GOP bill that would eliminate Miami-Dade wage theft ordinance passes in the House
The Florida House of Representatives on Wednesday passed a bill filed by state Rep. Tom Goodson, R-Titusville, that prohibits local governments from “adopting or maintaining in effect law, ordinance, or rule for purpose of addressing” wage theft, the practice of employers stiffing workers out of the wages they are owed.
Goodson’s bill would preempt the existing Miami-Dade anti-wage theft ordinance that has succesfully recovered $400,000 since September 2010.
An amendment to Goodson’s bill (proposed by Rep. Cynthia Stafford, D-Miami) that aimed to exempt the existing Miami-Dade county wage theft ordinance failed.
Rep. Darren Soto, D-Orlando, filed two amendments – one that “would create a statewide study to determine what the proper solution is for wage theft in the state” and a second that would “provide for a statewide authorization of the Miami-Dade solution regarding the wage theft ordinance.” Both failed.
Rep. Luis Garcia, D-Miami, said that the bill would allow the state legislature to take away Miami-Dade county’s rights to “protect [its] citizens,” urging legislators from Miami to vote against the bill.
A Florida International University report released in January states what many supporters of local anti-wage theft ordinances have previously told the Independent: Existing federal workplace laws do not protect millions of workers, including “hospital, school, or government workers or workers at small, local firms, including contractors for larger companies.” Florida’s minimum wage law also excludes millions of workers “from protections against employers who withhold their earnings.”
Rep. Carlos Trujillo, R-Miami, told the committee that legislators “are arguing about nothing,” adding that attorney’s love wage theft cases because they often collect thousands of dollars in fees from taking them on. Trujillo added that these cases can be brought in county, circuit or federal court and that Miami should “not have a quasi-judicial administrative court.”
According to Rep. Stafford, the bill “will hurt workers and place an unfair burden on them” and “on employees who are trying to get what is legally due to them.” Further, said Stafford, it requires a worker to file a “costly, timely, and intimidating” civil action in court, which would only silence them.
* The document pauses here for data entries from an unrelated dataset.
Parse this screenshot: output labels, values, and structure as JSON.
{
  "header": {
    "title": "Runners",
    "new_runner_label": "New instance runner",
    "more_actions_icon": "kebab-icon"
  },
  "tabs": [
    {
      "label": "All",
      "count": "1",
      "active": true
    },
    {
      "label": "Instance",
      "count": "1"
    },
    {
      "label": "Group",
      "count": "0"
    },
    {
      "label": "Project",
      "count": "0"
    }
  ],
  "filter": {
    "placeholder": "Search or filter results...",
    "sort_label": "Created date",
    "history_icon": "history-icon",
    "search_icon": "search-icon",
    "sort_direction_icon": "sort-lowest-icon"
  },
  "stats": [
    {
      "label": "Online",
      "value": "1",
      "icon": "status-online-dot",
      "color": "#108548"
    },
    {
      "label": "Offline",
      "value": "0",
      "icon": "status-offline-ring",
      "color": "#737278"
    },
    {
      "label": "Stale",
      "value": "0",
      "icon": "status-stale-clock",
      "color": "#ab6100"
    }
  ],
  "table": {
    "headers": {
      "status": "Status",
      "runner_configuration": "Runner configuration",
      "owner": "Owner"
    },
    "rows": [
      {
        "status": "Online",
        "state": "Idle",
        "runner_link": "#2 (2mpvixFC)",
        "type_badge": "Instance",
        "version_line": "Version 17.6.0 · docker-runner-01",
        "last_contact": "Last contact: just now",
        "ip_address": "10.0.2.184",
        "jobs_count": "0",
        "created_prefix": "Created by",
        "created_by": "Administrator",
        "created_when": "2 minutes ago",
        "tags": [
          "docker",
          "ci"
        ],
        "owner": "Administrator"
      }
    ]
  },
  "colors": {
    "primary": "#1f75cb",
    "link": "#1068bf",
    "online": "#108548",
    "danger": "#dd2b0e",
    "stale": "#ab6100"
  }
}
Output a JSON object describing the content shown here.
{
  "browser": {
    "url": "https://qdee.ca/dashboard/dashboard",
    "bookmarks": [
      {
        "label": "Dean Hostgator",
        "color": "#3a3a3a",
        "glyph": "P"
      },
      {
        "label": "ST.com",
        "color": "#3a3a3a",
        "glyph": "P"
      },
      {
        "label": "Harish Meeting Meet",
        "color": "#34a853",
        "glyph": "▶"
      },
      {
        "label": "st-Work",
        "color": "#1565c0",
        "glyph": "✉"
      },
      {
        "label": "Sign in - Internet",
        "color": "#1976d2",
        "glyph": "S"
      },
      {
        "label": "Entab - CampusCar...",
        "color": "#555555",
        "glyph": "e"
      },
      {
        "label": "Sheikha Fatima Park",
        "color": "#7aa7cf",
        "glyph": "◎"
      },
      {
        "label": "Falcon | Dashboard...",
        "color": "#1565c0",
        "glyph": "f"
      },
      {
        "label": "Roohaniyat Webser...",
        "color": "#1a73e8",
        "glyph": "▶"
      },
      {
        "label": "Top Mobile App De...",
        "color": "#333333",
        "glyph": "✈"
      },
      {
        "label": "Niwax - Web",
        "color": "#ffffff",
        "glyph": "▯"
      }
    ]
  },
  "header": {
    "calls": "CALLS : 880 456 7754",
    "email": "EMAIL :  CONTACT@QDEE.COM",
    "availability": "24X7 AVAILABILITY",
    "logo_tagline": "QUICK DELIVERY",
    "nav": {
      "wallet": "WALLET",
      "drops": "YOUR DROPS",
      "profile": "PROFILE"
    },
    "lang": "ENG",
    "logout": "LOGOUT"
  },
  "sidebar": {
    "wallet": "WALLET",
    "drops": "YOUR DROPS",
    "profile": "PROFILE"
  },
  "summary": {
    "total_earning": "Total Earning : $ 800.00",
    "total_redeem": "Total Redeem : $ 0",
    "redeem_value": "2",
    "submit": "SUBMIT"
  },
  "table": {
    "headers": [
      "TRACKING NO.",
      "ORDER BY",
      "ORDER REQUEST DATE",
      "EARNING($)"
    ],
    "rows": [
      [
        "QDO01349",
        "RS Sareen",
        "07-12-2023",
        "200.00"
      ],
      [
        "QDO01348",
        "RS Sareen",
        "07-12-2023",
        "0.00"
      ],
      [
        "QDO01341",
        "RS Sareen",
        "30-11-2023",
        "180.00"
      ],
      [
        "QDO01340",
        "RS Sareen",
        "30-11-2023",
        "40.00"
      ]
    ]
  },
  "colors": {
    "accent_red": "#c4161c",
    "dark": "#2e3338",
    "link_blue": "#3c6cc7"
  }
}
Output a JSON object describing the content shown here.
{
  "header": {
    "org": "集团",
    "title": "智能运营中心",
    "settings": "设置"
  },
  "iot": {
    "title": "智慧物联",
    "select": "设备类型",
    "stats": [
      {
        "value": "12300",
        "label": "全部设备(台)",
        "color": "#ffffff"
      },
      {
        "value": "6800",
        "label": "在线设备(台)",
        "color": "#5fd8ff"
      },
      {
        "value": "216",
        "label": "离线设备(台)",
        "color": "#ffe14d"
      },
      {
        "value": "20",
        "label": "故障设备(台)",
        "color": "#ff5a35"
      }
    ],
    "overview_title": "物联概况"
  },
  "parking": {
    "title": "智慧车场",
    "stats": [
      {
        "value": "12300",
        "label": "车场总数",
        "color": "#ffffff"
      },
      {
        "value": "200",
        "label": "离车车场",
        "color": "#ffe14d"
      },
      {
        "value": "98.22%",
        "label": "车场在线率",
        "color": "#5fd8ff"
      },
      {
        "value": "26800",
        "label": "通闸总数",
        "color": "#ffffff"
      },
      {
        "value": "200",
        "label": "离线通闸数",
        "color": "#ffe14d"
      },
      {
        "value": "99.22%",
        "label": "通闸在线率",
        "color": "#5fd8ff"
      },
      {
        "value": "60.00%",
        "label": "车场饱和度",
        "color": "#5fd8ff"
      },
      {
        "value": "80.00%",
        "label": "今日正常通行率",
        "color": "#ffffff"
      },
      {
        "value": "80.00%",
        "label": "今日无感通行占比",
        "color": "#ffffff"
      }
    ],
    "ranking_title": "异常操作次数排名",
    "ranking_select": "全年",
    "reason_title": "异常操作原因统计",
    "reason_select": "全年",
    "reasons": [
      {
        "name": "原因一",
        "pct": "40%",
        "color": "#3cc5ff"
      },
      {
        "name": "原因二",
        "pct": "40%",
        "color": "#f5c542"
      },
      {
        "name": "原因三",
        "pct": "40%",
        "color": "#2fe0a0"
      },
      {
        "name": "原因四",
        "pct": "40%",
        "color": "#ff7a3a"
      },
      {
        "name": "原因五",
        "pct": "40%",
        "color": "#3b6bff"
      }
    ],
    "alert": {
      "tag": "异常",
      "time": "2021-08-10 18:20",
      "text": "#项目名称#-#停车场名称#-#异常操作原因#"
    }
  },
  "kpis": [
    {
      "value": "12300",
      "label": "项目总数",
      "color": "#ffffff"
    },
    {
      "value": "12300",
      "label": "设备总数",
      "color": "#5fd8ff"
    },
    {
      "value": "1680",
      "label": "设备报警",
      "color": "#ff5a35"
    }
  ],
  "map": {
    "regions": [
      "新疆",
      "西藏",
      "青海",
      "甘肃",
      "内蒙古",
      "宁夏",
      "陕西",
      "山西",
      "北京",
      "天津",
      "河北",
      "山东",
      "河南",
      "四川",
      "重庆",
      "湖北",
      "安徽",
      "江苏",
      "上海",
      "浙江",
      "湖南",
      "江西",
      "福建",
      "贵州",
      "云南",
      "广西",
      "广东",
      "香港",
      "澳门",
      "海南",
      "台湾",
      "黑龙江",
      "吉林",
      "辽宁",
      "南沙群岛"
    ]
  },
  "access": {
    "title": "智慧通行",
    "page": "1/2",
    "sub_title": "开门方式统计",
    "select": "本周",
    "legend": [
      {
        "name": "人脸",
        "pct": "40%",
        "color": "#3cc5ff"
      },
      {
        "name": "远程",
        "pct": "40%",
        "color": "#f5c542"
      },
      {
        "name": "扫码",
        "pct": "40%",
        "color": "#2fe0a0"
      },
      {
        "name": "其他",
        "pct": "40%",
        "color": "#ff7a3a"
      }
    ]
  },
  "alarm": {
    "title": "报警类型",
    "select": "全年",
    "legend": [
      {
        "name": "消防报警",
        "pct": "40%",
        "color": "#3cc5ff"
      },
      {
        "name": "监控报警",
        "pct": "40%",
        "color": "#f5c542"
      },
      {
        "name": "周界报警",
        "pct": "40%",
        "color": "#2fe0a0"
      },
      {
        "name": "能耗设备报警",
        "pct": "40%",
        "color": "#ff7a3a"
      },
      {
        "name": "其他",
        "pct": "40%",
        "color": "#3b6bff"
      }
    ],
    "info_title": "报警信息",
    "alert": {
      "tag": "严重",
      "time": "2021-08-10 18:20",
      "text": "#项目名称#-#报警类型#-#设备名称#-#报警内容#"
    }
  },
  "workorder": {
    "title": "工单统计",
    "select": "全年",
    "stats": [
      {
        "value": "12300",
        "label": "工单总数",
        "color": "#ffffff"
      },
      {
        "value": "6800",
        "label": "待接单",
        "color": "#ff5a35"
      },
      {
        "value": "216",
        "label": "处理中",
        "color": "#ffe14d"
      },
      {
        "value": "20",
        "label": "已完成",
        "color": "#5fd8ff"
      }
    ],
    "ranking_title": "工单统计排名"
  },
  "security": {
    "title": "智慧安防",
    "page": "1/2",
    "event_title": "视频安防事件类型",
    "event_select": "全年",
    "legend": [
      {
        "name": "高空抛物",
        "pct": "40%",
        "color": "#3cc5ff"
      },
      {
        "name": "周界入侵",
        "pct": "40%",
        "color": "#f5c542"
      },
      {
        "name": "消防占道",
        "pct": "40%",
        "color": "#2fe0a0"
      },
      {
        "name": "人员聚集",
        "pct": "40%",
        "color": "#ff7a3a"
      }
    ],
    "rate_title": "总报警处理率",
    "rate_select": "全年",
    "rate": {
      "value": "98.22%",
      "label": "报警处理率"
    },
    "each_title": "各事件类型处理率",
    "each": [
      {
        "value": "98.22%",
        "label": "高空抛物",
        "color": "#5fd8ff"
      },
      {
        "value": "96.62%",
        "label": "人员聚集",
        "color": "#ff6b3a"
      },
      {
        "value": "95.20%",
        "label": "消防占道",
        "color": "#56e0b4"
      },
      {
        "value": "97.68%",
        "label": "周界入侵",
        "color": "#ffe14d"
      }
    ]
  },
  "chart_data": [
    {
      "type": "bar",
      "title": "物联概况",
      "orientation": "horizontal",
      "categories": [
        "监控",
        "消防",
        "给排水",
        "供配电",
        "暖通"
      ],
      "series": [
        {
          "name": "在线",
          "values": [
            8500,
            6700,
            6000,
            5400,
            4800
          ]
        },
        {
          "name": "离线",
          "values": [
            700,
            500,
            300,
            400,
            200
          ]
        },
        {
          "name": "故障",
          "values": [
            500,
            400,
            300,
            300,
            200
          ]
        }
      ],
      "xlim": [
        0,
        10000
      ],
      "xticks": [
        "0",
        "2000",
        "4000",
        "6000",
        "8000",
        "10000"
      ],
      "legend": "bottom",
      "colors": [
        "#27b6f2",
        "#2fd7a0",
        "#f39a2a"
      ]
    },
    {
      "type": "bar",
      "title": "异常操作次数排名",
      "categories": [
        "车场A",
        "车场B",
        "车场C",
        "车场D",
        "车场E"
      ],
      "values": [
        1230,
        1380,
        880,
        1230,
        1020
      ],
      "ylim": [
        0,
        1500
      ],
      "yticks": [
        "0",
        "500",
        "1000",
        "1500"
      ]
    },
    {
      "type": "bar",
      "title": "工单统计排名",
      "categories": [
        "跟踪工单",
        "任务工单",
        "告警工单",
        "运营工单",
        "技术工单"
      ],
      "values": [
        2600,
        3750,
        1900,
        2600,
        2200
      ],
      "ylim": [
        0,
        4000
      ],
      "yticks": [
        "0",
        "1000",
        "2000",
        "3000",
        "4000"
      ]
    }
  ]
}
Rep. John Julien, D-Miami, said that the Miami-Dade County wage theft ordinance that passed the board of County Commissioners unanimously in 2010 “was trying to protect the least amongst us, the employees that work the fields in Homestead, the members that work the hospitality industry in Miami-Beach.”
Julien added that wage-theft ordinances act as an avenue for those who have had wages of $60 or more stolen from them, so that they don’t have to go to court, “where a lot of these poor people [can] not afford to go.”
“I’m concerned about what we have done here today, and now that we know we don’t have enough jobs, we are about to pass a bill that will no longer allow workers to get their just pay,” said Rep. Barbara Watson, D-Miami Gardens. “If we have an employer who is constantly ripping off his employees, this bill will prohibit employees from filing a class action lawsuit.”
Rep. Keith Perry, R-Gainseville, argued that such ordinances can hurt businesses and make fraudulent activity easy, adding “help the businesses and they’ll help the workers.”
Rep. Rick Kriseman, D-St Petersburg, said the bill is problematic in that it requires that workers come up with court costs and filing fees. “If you’re a business with over $500,000 in gross volume sales you can go ahead and steal the wage from your employee, [and] you’ll [still] have immunity,” he said.
Rep. Lori Berman, D-Delray Beach, said the bill eliminates a victim’s right to a jury trial, forbids class action suits “even when you have numerous workers victimized by the same employer,” and only grants victims the “wages their employer failed to pay.”
“What happens when it results in the person being put out of their apartment?” Berman asked. “Under this law they wouldn’t be entitled to get those items recovered.”
“In this chamber we want to help the big guy, we want to do something for the corporations, the job creators,” said Rep. Mark Pafford, D-West Palm Beach, adding that ”this bill takes the boot and puts it on the throat of the most desperate folks who need to get paid to feed their family…we’re telling them, ‘you are not important.’”
To close the debate, Goodson said that voting against his bill was akin to voting against the Florida constitution, because “no other courts may be established.”
“This bill doesn’t do anything to your rights, you still have your federal rights, state rights,” said Goodson. “This is only doing exactly what I hear they want to do – municipalities set up their own little non-judiciary hearing to help collect wages.”